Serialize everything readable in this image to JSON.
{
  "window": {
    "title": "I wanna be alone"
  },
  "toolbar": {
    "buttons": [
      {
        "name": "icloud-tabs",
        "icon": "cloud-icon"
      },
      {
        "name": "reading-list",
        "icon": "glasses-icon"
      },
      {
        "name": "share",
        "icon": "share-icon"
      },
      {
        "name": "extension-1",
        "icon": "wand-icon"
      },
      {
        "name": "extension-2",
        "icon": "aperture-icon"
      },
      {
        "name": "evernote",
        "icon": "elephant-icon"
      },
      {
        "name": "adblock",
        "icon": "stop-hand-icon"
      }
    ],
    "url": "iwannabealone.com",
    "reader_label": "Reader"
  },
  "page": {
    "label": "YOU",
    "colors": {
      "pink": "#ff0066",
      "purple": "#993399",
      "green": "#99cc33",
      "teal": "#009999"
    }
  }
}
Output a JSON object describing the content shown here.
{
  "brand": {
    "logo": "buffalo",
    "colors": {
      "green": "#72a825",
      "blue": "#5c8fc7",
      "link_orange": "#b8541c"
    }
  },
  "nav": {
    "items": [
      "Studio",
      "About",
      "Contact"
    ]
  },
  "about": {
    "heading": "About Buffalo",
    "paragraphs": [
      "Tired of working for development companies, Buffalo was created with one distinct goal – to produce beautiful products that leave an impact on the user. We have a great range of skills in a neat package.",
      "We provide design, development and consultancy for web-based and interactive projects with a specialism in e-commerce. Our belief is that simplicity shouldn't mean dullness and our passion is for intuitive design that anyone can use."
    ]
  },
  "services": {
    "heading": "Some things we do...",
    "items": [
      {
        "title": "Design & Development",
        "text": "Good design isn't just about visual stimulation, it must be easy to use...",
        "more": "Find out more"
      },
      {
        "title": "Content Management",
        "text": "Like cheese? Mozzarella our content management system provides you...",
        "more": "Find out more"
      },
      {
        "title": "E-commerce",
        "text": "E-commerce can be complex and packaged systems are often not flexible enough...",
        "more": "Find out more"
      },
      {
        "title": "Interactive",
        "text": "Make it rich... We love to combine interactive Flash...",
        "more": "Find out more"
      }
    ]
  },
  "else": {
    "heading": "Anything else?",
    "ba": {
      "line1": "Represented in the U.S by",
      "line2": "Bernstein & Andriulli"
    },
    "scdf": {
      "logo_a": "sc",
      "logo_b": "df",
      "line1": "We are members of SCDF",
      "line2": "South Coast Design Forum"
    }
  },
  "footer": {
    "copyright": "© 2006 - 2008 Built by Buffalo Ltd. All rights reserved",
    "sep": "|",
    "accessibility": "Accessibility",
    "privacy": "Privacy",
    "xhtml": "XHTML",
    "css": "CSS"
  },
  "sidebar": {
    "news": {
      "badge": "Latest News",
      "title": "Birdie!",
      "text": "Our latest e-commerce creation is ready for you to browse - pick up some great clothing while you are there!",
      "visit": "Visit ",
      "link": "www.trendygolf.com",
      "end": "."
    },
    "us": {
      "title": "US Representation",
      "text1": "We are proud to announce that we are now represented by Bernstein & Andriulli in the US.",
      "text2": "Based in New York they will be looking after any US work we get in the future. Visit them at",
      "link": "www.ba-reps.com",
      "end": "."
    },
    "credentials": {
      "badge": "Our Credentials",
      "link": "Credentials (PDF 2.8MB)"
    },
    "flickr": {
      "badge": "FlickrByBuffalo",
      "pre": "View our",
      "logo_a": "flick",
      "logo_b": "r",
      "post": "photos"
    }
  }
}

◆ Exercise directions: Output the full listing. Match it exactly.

◆ Task solution:
Serialize everything readable in this image to JSON.
{
  "window": {
    "title": "I wanna be alone"
  },
  "toolbar": {
    "buttons": [
      {
        "name": "icloud-tabs",
        "icon": "cloud-icon"
      },
      {
        "name": "reading-list",
        "icon": "glasses-icon"
      },
      {
        "name": "share",
        "icon": "share-icon"
      },
      {
        "name": "extension-1",
        "icon": "wand-icon"
      },
      {
        "name": "extension-2",
        "icon": "aperture-icon"
      },
      {
        "name": "evernote",
        "icon": "elephant-icon"
      },
      {
        "name": "adblock",
        "icon": "stop-hand-icon"
      }
    ],
    "url": "iwannabealone.com",
    "reader_label": "Reader"
  },
  "page": {
    "label": "YOU",
    "colors": {
      "pink": "#ff0066",
      "purple": "#993399",
      "green": "#99cc33",
      "teal": "#009999"
    }
  }
}
Output a JSON object describing the content shown here.
{
  "brand": {
    "logo": "buffalo",
    "colors": {
      "green": "#72a825",
      "blue": "#5c8fc7",
      "link_orange": "#b8541c"
    }
  },
  "nav": {
    "items": [
      "Studio",
      "About",
      "Contact"
    ]
  },
  "about": {
    "heading": "About Buffalo",
    "paragraphs": [
      "Tired of working for development companies, Buffalo was created with one distinct goal – to produce beautiful products that leave an impact on the user. We have a great range of skills in a neat package.",
      "We provide design, development and consultancy for web-based and interactive projects with a specialism in e-commerce. Our belief is that simplicity shouldn't mean dullness and our passion is for intuitive design that anyone can use."
    ]
  },
  "services": {
    "heading": "Some things we do...",
    "items": [
      {
        "title": "Design & Development",
        "text": "Good design isn't just about visual stimulation, it must be easy to use...",
        "more": "Find out more"
      },
      {
        "title": "Content Management",
        "text": "Like cheese? Mozzarella our content management system provides you...",
        "more": "Find out more"
      },
      {
        "title": "E-commerce",
        "text": "E-commerce can be complex and packaged systems are often not flexible enough...",
        "more": "Find out more"
      },
      {
        "title": "Interactive",
        "text": "Make it rich... We love to combine interactive Flash...",
        "more": "Find out more"
      }
    ]
  },
  "else": {
    "heading": "Anything else?",
    "ba": {
      "line1": "Represented in the U.S by",
      "line2": "Bernstein & Andriulli"
    },
    "scdf": {
      "logo_a": "sc",
      "logo_b": "df",
      "line1": "We are members of SCDF",
      "line2": "South Coast Design Forum"
    }
  },
  "footer": {
    "copyright": "© 2006 - 2008 Built by Buffalo Ltd. All rights reserved",
    "sep": "|",
    "accessibility": "Accessibility",
    "privacy": "Privacy",
    "xhtml": "XHTML",
    "css": "CSS"
  },
  "sidebar": {
    "news": {
      "badge": "Latest News",
      "title": "Birdie!",
      "text": "Our latest e-commerce creation is ready for you to browse - pick up some great clothing while you are there!",
      "visit": "Visit ",
      "link": "www.trendygolf.com",
      "end": "."
    },
    "us": {
      "title": "US Representation",
      "text1": "We are proud to announce that we are now represented by Bernstein & Andriulli in the US.",
      "text2": "Based in New York they will be looking after any US work we get in the future. Visit them at",
      "link": "www.ba-reps.com",
      "end": "."
    },
    "credentials": {
      "badge": "Our Credentials",
      "link": "Credentials (PDF 2.8MB)"
    },
    "flickr": {
      "badge": "FlickrByBuffalo",
      "pre": "View our",
      "logo_a": "flick",
      "logo_b": "r",
      "post": "photos"
    }
  }
}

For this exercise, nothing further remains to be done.